(Data about app and page elements)
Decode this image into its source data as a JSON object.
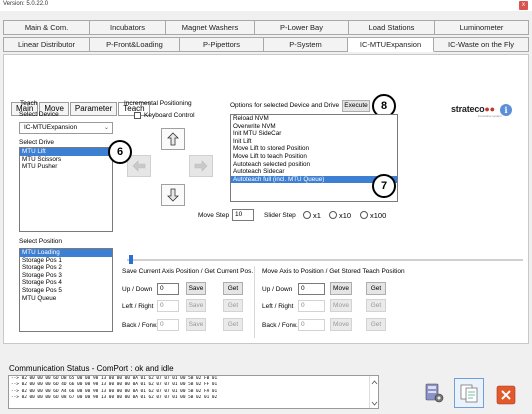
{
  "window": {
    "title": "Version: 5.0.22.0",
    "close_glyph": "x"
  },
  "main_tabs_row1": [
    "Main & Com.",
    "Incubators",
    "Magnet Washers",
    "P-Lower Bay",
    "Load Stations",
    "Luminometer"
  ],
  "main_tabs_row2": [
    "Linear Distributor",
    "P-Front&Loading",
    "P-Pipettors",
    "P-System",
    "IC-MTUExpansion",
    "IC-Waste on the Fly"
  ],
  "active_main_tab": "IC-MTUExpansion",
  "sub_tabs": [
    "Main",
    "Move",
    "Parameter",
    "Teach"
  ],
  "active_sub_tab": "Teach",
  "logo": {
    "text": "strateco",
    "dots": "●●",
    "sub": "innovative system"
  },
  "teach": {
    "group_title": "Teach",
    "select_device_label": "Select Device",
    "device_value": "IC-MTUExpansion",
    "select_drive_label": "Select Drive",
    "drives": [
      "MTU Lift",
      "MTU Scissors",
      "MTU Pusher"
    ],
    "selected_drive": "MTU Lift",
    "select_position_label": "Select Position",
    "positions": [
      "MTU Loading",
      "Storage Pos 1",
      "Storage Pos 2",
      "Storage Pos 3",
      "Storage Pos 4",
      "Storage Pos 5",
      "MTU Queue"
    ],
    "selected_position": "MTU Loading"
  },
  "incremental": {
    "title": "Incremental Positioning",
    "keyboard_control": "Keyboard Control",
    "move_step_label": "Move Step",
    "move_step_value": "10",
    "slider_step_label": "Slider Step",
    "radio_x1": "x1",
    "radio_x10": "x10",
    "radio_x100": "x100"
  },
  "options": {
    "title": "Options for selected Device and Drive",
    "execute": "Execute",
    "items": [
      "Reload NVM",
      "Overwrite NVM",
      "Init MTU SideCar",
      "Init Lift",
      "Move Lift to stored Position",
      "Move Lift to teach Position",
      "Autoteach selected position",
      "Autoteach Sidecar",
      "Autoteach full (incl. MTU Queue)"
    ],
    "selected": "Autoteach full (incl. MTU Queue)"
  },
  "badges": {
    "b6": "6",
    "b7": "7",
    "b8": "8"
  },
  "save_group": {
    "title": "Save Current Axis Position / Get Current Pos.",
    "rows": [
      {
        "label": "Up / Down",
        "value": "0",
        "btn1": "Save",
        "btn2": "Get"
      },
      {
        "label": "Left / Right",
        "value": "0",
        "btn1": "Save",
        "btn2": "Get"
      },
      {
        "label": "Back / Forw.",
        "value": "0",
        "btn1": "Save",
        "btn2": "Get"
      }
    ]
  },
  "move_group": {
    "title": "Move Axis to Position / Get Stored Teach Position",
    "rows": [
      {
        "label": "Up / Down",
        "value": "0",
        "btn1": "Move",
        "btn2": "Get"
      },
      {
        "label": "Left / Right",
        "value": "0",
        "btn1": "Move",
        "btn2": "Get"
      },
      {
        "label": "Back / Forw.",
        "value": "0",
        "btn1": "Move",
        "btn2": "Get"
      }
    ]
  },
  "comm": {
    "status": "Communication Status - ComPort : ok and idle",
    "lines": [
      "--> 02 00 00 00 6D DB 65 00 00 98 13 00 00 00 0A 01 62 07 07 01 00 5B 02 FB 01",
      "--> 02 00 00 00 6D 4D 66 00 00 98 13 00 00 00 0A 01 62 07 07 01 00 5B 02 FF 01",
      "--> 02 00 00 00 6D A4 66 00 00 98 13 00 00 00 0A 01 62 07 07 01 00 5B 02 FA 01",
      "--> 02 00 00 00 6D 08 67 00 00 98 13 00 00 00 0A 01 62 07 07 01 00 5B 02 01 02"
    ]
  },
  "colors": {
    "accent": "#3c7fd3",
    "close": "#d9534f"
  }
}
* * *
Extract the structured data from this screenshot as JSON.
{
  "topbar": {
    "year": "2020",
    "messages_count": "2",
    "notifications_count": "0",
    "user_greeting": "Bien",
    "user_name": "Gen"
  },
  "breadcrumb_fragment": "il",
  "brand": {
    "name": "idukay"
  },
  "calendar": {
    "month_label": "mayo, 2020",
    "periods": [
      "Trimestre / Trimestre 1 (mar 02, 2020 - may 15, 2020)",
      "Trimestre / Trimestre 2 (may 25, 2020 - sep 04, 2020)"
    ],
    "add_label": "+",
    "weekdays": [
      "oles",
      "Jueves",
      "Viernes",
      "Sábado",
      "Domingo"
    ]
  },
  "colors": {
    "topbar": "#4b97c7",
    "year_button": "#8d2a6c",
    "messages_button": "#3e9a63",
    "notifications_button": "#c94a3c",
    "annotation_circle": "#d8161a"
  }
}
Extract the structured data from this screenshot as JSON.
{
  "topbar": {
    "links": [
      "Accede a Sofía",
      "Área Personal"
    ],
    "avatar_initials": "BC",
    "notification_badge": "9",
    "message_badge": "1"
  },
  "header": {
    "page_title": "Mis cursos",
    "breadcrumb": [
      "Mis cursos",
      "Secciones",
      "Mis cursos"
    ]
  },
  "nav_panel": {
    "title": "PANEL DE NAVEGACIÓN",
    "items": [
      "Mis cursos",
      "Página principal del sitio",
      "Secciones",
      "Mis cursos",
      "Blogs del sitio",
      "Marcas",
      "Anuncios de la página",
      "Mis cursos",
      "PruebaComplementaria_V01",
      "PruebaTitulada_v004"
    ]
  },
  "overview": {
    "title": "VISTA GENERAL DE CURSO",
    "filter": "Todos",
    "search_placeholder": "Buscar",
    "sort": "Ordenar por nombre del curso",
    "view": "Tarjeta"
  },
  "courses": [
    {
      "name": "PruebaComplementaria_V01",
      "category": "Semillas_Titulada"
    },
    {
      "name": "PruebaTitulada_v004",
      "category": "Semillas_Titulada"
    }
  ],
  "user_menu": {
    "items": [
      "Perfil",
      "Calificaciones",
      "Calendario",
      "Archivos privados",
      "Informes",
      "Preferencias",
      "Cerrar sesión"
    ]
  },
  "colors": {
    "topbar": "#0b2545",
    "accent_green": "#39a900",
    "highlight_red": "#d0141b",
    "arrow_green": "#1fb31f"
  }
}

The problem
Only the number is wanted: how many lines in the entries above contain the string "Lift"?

Response area
5